By: Susie77, 12:20 AM GMT on April 22, 2013
Courtesy of Space Weather
Every year in late April Earth passes through the dusty tail of Comet Thatcher (C/1861 G1), and the encounter causes a meteor shower--the Lyrids. This year the shower peaks on Monday morning, April 22nd. Forecasters expect 10 to 20 meteors per hour, although outbursts as high as 100 meteors per hour are possible.
Lyrid meteors appear to stream from the bright star Vega in the constellation Lyra:
In fact, Lyrids have nothing to do with Vega. The true source of the shower is Comet Thatcher. Every year in April, Earth plows through Thatcher's dusty tail. Flakes of comet dust, most no bigger than grains of sand, strike Earth's atmosphere traveling 49 km/s (110,000 mph) and disintegrate as streaks of light.
Lyrid meteors are typically as bright as the stars in the Big Dipper, which is to say of middling brightness. But some are more intense, even brighter than Venus. These "Lyrid fireballs" cast shadows for a split second and leave behind smokey debris trails that linger for minutes.
Occasionally, the shower intensifies. Most years in April there are no more than 5 to 20 meteors per hour during the shower's peak. But sometimes, when Earth glides through an unusually dense clump of comet debris, the rate increases. Sky watchers in 1982, for instance, counted 90 Lyrids per hour. An even more impressive outburst was documented in 1803 by a journalist in Richmond, Virginia, who wrote:

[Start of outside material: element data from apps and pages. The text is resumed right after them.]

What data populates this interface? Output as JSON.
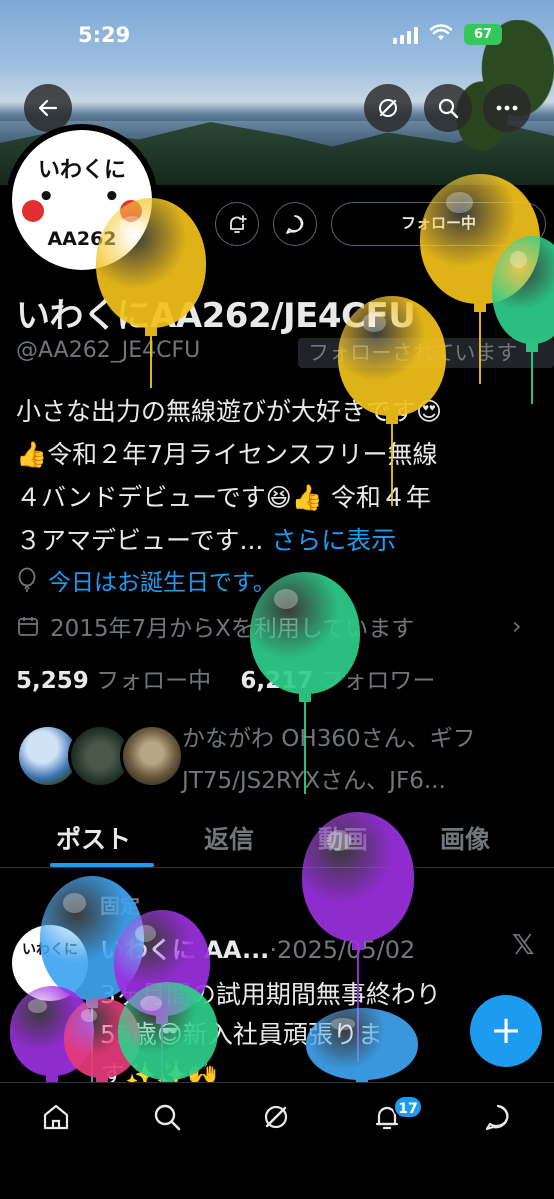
{
  "status_bar": {
    "time": "5:29",
    "battery": "67"
  },
  "profile": {
    "avatar_top": "いわくに",
    "avatar_face": "• •",
    "avatar_bottom": "AA262",
    "display_name": "いわくにAA262/JE4CFU",
    "handle": "@AA262_JE4CFU",
    "follows_you": "フォローされています",
    "follow_button": "フォロー中",
    "bio_lines": [
      "小さな出力の無線遊びが大好きです😍",
      "👍令和２年7月ライセンスフリー無線",
      "４バンドデビューです😆👍 令和４年",
      "３アマデビューです..."
    ],
    "show_more": "さらに表示",
    "birthday": "今日はお誕生日です。",
    "joined": "2015年7月からXを利用しています",
    "following_count": "5,259",
    "following_label": "フォロー中",
    "followers_count": "6,217",
    "followers_label": "フォロワー",
    "mutuals_line1": "かながわ OH360さん、ギフ",
    "mutuals_line2": "JT75/JS2RYXさん、JF6..."
  },
  "tabs": [
    "ポスト",
    "返信",
    "動画",
    "画像"
  ],
  "pinned_post": {
    "pinned_label": "固定",
    "author": "いわくに AA...",
    "date": "·2025/05/02",
    "avatar_text": "いわくに",
    "lines": [
      "3ヶ月間の試用期間無事終わり",
      "55歳😎新入社員頑張りま",
      "す✨✨🙌"
    ]
  },
  "notifications_badge": "17",
  "icons": {
    "back": "back-arrow-icon",
    "grok": "grok-icon",
    "search": "search-icon",
    "more": "more-icon",
    "notify_subscribe": "bell-plus-icon",
    "message": "message-icon",
    "birthday": "balloon-icon",
    "calendar": "calendar-icon",
    "home": "home-icon",
    "notifications": "bell-icon",
    "messages": "chat-icon",
    "compose": "plus-icon"
  },
  "colors": {
    "accent": "#1d9bf0",
    "balloon_yellow": "#f2c21b",
    "balloon_green": "#2ecf8a",
    "balloon_purple": "#9b30e0",
    "balloon_blue": "#3fa4f0",
    "balloon_pink": "#e83a7a"
  }
}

"Shooting stars. This electrical [sic] phenomenon was observed on Wednesday morning last at Richmond and its vicinity, in a manner that alarmed many, and astonished every person that beheld it. From one until three in the morning, those starry meteors seemed to fall from every point in the heavens, in such numbers as to resemble a shower of sky rockets..." [ref]
What will the Lyrids do this year? The only way to know for sure is to go outside and look.
Experienced meteor watchers suggest the following viewing strategy: Dress warmly. Bring a reclining chair, or spread a thick blanket over a flat spot of ground. Lie down and look up somewhat toward the east. Meteors can appear in any part of the sky, although their trails will tend to point back toward the radiant--i.e., toward Vega.
Vega is a brilliant blue-white star about three times wider than our Sun and 25 light years away. You might have seen Vega in Carl Sagan's movie Contact. It was the source of alien radio transmissions to Earth.
By: Susie77, 3:11 PM GMT on April 13, 2013
[I wrote this on Thursday, in memory of my son-in-law's father, who was killed while repairing electrical service following the tornadoes in St. Louis on Wednesday evening.]
You were always on-call, day or night, no matter how horrible the weather. You were up on the pole before the rain even stopped, restoring power so we could have our boobtube and cell chargers and computers. When Katrina destroyed N.O., you left home and drove 900 miles and stayed for weeks in the sweltering humidity to get the power back on. When Sandy hit, you drove 1000 miles to help out there, staying in Red Cross shelters and paying for your own meals. You were smart and funny. You had the best facebook cartoons and jokes. You loved your family more than life.
You died today, restoring power to people who lost it during the tornadoes last night. We will miss you, David. Requiescant in pace.
The views of the author are his/her own and do not necessarily represent the position of The Weather Company or its parent, IBM.